(Interface dataset entries)
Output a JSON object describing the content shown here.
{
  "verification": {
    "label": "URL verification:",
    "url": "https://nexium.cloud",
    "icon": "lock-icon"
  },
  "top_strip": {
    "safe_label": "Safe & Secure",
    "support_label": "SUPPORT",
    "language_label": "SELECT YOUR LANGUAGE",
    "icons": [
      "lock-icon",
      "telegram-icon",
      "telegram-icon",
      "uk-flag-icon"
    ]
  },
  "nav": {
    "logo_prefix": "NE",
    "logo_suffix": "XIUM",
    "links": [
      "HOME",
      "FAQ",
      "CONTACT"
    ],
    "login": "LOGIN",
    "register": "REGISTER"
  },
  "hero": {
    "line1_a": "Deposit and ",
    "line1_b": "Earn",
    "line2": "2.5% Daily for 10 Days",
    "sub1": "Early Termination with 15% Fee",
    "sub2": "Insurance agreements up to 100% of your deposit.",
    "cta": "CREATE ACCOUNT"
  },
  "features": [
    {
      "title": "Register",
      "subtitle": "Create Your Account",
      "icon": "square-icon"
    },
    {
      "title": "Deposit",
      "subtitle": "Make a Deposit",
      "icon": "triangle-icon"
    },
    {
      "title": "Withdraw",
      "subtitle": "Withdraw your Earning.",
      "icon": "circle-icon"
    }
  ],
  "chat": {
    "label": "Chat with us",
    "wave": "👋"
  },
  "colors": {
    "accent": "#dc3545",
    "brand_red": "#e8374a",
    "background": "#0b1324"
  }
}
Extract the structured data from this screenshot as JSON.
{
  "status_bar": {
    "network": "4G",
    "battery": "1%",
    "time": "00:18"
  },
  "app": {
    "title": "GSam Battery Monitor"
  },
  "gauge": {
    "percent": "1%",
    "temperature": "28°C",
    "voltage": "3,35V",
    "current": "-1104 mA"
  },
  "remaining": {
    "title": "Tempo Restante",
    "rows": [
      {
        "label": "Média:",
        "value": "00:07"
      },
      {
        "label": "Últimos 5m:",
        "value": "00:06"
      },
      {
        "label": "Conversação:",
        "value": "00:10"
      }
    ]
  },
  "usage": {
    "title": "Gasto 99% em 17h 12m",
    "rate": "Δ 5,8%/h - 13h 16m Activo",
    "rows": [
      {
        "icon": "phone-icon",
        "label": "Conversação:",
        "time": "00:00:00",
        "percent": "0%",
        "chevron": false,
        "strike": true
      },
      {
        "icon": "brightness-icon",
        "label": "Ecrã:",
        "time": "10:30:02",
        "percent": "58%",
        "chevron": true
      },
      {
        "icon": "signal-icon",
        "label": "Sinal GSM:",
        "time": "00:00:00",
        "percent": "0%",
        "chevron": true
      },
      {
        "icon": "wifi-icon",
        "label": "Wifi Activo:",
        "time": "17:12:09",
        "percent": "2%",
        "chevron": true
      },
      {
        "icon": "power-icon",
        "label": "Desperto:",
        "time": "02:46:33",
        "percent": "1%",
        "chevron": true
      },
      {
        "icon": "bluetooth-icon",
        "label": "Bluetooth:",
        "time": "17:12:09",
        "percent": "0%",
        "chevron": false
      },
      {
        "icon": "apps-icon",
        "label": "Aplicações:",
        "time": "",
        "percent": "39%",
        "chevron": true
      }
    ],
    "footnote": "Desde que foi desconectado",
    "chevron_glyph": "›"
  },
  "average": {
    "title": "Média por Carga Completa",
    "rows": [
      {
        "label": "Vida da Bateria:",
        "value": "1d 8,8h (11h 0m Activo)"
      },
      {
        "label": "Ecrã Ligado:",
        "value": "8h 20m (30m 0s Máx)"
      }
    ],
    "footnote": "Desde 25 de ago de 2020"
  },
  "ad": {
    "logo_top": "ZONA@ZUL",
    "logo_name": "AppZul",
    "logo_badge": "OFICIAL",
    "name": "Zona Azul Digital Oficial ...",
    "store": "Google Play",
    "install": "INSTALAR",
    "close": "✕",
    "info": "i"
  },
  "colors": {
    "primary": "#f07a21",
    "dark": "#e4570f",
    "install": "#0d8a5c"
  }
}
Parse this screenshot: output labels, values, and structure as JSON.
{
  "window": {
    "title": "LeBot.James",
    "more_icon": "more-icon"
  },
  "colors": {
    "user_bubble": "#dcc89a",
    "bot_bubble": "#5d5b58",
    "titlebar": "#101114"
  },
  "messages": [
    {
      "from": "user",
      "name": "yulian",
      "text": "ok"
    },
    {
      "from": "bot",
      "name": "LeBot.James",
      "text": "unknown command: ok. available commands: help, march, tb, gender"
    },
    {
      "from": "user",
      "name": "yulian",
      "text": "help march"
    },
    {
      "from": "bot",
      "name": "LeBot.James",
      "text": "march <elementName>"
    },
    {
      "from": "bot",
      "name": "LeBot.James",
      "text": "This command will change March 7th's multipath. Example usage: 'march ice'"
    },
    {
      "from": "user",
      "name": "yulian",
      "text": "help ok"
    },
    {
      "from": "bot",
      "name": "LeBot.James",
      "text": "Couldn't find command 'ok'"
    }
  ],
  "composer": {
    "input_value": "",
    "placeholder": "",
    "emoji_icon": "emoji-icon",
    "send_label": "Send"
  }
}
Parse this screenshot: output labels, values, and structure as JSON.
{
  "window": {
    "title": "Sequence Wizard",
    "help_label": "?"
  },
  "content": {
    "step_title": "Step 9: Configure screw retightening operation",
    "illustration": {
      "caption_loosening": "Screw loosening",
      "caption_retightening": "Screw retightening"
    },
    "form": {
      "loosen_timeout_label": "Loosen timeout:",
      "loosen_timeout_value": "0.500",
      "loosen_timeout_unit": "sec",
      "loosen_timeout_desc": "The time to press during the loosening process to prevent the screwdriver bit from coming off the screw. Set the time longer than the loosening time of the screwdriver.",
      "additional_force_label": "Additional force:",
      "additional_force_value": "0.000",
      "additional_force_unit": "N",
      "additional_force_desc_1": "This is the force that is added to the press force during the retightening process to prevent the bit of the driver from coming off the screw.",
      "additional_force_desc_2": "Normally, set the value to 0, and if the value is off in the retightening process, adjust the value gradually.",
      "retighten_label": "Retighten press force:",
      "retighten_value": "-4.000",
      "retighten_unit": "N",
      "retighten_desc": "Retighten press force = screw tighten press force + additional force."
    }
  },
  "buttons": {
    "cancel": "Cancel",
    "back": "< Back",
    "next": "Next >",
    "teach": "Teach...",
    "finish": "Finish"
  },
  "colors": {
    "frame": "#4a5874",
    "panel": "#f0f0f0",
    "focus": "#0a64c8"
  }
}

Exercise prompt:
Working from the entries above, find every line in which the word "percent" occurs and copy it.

Response box:
    "percent": "1%",
        "percent": "0%",
        "percent": "58%",
        "percent": "0%",
        "percent": "2%",
        "percent": "1%",
        "percent": "0%",
        "percent": "39%",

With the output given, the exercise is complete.